    Given that other resource rich countries are raising their tax rates, I don’t see why Australia should miss out, given that half the world is industrialising at the moment. Australia’s selling point compared to many other countries is that its not only resource rich but has a wealthy, politically stable environment with a highly educated workforce. Miners can afford to and will pay any additional premium for this. Even Twiggy, if push comes to shove.

  3. Karen

    Oops, “petroleum countries” should read “petroleum companies”

  4. CML

    @ KAREN – I too am puzzled by the different reactions from the petroleum/mining companies to the proposition that the latter should pay their fare share of tax. Guess one can only put this down to greed, greed and more greed.

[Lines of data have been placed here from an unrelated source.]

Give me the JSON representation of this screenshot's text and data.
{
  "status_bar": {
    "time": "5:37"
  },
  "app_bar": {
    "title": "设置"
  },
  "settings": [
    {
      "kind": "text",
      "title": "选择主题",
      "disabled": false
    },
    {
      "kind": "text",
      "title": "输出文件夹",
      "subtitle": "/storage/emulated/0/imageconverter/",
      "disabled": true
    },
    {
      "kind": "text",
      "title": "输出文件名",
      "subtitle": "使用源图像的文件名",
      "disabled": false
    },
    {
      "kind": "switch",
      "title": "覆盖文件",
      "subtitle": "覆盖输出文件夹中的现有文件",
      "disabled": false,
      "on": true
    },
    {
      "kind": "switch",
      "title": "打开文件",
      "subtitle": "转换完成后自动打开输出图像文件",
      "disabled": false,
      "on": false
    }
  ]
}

Heaven knows what AK is on about – he has the same disease perhaps?
    What I find more disturbing is the stupid way the new Commonwealth legislation handles the States royalties question. Seems to me the opposite side of politics in the State governments are hell-bent on destroying the mining tax revenue by increasing royalties which the Commonwealth have to refund. Colin Barnett on ABC 7.30 last evening seemed to be saying that he would keep on raising the royalties bar if WA did not receive more GST revenue from the C/W. Now that is surely pure greed. When it was put to him that the eastern states had “‘propped up” WA for generations before the mining boom, and it was now WA’s turn to repay the favour, well that was a “different” argument that had no bearing on the current scenario. Well, sorry Premier, that is exactly the argument. Why does WA believe that, having been funded by the rest of Australia in the past, they can now keep all their mining and GST revenue, and bugg+r the rest of the country? The “commonwealth” has always operated on a fair distribution of money to all the states, and I believe should continue to do so. Perhaps the federal government should revisit the refunding of all royalties in the current legislation, as a matter of urgency.

  5. Peter Ormonde

    “Ad valorem royalties on mine output arguably don’t sufficiently capture the profits that accrue from a boom in prices.”

    If you want to see what happens with state royalties based on production during a boom have a look at Queensland’s rocketing state debt.

    “Queensland’s public debt quadrupled from $21 billion in June 2004 to $85 billion in December 2011. Today, public debt is around $90 billion and on track for $92.5 billion by July. This is despite some 20 billion or so in asset sales during the period.”

    I’ve pinched that quote from a very interesting article and subsequent discussion on The Conversation.

    This what happens when taxpayers fund the infrastructure and the miners’ contribution is based not on the income they receive but from a production rate.

    No accident or coincidence that this has happened in lockstep with the mining boom and the ramping of commodity prices. If “we” keep making money at this rate we’ll be Greeked in a generation or two.

    PS Alan:

    Transfer pricing. Multinationals can and do essentially decide where and when they will declare their income. Now – for some reason – it’s our turn instead of the Caymans, Luxemburg or some other great mining nation. Wonder why.


    Alan Kohler plays fast and loose with statistics here. He mentions tax and royalties paid by big mining companies but neglects to include the most important figures of all–the staggering windfall profits gained by BHP Billiton, Rio Tinto et al because of Chinese demand for raw materials. These profits add up to well over $100 million a year. But I guess Alan isn’t about to let a relevant fact like this get in the way of his argument.
    It would be helpful if Crikey could find an economics writer of the calibre of Ross Gittens, who doesn’t run with the pack or pander to powerful interests but writes clearly about the important issues.

  7. Captain Planet

    Quit sooking alan, for f*ck’s sake.